Frost doesn’t mean the gardening season’s over

October 14, 2020 GMT
This undated photo shows a vegetable bed in New Paltz, N.Y. Frost is no problem for cold-hardy vegetables such as lettuce and Chinese cabbage, which thrive in cold weather. (Lee Reich via AP)
This undated photo shows a vegetable bed in New Paltz, N.Y. Frost is no problem for cold-hardy vegetables such as lettuce and Chinese cabbage, which thrive in cold weather. (Lee Reich via AP)

Cleaning up some frosted bean and marigold plants the other day, I thought of a weather report I heard recently on the radio. The announcer stated: “Freezing temperatures are predicted for tonight, thus ending the gardening season.”

His deadpan delivery of this dramatic -- for gardeners -- statement, as well as what he said, tells me that he was no gardener. Freezing temperatures do not end the gardening season.

Despite that frost, aren’t there still leaves on trees, some of them still to turn spectacular, fiery colors? If I can’t consider trees part of my “garden,” how about some shrubs in the flower beds? Butterfly bush is still coughing out a few fragrant blossoms. Rhododendrons and heaths look as spry the morning after the freeze as they did during the warm day before it.



Okay, so maybe the guy on the radio meant vegetables and herbaceous flowers when he was talking about gardening. Yes, bean and marigold plants definitely froze to death as recent night temperatures plummeted to 29 degrees Fahrenheit at my upstate New York home, as did zinnias, corn, peppers, cosmos and bachelor’s buttons.

But even weekend gardeners grow more than just these tender vegetables and annuals. Black-eyed Susans are still dressed up like it’s summer, and ’mums -- doesn’t just about everybody plant mums? -- are unfolding new blossoms. Perennial flowers generally are unfazed by temperatures down into the 20s.

Among annual flowers, there are plenty that likewise are unfazed by freezing temperatures. Strawflowers, for example, as well as snapdragons and pansies are still perky. These latter two are actually perennials that are grown as annuals this far north, and they survive our winters if temperatures don’t dip too low.


Look around and you might even find some tender annual flowers still treading water through the frosty spell. A wall, paving or tree canopy each prevent temperatures nearby from dropping as low as in more exposed locations. In a flower bed butted up against the west wall of my house, zinnias and marigolds still look spry.

Let’s go back to the vegetables now. Although freezing temperatures snuffed the life from tender veggies, there are plenty of cold-hardy ones in the garden. Kale, spinach, broccoli, lettuce and radishes look fine after a night or a few nights of below-freezing temperatures. In fact, these vegetables look and taste better during this kind of weather than they do in summer heat.

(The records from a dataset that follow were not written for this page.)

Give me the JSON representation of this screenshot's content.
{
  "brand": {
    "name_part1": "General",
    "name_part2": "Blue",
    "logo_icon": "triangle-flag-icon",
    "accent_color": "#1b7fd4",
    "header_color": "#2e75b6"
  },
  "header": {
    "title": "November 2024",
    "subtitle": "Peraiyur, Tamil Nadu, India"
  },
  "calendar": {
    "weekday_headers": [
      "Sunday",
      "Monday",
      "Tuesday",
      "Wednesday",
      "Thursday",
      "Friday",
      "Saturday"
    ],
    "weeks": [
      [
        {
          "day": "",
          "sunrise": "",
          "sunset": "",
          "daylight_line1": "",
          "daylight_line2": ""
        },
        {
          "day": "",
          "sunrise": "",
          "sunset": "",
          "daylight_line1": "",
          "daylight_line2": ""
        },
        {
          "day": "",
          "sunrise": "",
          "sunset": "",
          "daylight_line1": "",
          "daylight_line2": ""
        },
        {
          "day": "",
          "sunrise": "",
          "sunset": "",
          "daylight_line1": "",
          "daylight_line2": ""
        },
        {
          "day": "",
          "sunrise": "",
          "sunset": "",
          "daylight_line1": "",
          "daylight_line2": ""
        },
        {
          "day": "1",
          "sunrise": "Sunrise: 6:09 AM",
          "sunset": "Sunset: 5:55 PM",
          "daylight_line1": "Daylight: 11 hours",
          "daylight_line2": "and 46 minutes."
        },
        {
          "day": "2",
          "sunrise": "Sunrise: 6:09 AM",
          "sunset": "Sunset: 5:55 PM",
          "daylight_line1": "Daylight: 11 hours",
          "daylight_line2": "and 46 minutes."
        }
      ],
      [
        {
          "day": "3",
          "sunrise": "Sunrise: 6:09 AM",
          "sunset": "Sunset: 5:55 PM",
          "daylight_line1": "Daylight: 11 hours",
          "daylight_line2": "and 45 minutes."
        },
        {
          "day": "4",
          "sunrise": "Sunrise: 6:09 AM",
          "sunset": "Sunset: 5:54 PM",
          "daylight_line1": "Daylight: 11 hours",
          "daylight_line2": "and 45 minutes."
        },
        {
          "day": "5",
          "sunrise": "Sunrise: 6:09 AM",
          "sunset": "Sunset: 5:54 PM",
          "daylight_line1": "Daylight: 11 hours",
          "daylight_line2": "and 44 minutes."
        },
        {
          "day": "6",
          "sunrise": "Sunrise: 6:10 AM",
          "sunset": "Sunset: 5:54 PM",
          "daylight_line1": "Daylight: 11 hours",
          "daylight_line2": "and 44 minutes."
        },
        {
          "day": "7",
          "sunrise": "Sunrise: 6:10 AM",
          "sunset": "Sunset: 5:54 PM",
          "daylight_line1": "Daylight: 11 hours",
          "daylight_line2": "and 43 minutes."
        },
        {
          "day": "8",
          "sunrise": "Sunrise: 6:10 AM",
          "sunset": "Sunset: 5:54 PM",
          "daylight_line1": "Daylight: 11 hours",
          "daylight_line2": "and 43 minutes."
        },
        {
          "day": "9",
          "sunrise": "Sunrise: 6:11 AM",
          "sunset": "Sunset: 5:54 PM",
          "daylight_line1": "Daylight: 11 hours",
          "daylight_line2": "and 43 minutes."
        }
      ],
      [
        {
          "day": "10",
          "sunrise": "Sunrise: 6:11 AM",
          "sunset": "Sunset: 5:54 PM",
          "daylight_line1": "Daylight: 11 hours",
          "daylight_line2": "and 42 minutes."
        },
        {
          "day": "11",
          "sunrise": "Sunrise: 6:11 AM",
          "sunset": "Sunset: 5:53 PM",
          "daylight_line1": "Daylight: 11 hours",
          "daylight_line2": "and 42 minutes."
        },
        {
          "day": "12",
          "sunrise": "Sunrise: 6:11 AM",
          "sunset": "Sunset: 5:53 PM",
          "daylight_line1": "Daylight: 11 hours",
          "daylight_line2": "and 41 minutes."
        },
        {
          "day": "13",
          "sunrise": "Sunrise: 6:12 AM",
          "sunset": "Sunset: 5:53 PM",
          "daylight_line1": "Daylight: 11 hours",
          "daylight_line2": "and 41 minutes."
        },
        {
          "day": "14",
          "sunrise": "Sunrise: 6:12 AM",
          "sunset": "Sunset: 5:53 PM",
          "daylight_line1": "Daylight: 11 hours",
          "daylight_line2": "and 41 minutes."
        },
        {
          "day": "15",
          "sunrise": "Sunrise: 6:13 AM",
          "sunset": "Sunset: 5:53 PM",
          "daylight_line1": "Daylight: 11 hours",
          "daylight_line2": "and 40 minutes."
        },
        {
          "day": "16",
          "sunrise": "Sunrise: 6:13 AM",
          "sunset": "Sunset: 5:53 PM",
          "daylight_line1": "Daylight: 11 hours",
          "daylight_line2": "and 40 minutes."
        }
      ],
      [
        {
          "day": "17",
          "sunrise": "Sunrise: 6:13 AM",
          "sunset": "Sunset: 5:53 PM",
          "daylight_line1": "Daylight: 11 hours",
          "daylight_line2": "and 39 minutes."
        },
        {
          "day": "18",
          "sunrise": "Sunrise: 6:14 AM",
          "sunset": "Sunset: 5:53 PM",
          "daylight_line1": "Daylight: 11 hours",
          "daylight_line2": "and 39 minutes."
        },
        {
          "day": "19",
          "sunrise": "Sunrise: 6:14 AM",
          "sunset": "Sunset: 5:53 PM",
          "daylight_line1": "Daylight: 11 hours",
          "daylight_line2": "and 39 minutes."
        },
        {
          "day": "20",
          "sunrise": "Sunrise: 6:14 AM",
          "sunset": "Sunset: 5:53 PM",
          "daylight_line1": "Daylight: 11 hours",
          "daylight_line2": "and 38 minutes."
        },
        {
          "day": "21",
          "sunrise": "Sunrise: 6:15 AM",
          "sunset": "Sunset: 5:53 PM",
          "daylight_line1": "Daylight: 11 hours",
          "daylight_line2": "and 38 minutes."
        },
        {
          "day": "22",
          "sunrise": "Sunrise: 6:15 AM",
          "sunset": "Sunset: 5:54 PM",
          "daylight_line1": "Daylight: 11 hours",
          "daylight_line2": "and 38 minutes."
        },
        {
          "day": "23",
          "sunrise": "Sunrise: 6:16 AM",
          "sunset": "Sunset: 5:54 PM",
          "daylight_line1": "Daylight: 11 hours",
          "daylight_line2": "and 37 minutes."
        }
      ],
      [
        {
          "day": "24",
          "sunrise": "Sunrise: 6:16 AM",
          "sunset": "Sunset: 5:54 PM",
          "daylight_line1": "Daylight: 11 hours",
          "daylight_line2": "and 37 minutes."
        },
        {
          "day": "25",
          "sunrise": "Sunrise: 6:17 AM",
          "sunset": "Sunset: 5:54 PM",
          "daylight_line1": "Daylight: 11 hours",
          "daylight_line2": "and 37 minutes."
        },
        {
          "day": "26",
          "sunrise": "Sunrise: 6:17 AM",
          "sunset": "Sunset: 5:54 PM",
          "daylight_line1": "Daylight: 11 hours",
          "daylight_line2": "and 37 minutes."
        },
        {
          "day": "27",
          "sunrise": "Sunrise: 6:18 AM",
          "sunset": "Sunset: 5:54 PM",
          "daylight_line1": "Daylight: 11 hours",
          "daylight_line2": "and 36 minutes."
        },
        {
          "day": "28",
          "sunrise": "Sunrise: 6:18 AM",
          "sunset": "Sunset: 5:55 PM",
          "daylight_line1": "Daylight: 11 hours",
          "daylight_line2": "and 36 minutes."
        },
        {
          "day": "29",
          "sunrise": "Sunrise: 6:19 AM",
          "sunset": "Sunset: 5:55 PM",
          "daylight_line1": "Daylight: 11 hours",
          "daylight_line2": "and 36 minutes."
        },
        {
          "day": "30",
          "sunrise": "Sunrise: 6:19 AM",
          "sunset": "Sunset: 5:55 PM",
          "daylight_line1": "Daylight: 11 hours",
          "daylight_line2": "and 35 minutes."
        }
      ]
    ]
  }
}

With a bit of planning, a fall freeze doesn’t need to leave the vegetable or flower garden looking forlorn. If you have planted plenty of hardy vegetables and flowers, the freeze acts on the garden the way a developing solution acts on a photograph: As tender plants wilt and are cleared away, hardy plants come into prominence.

Effecting this transformation means choosing hardy plants and giving them enough time to grow. With sunlight at a premium this time of year, all plants, whether hardy or tender, make little growth. That weather reporter might more correctly have stated that the growing season, not the gardening season, was drawing slowly to a close. Not because of one frosty night though.


Lee Reich writes regularly about gardening for The Associated Press. He has authored a number of books, including “Weedless Gardening” and “The Ever Curious Gardener.” He blogs at He can be reached at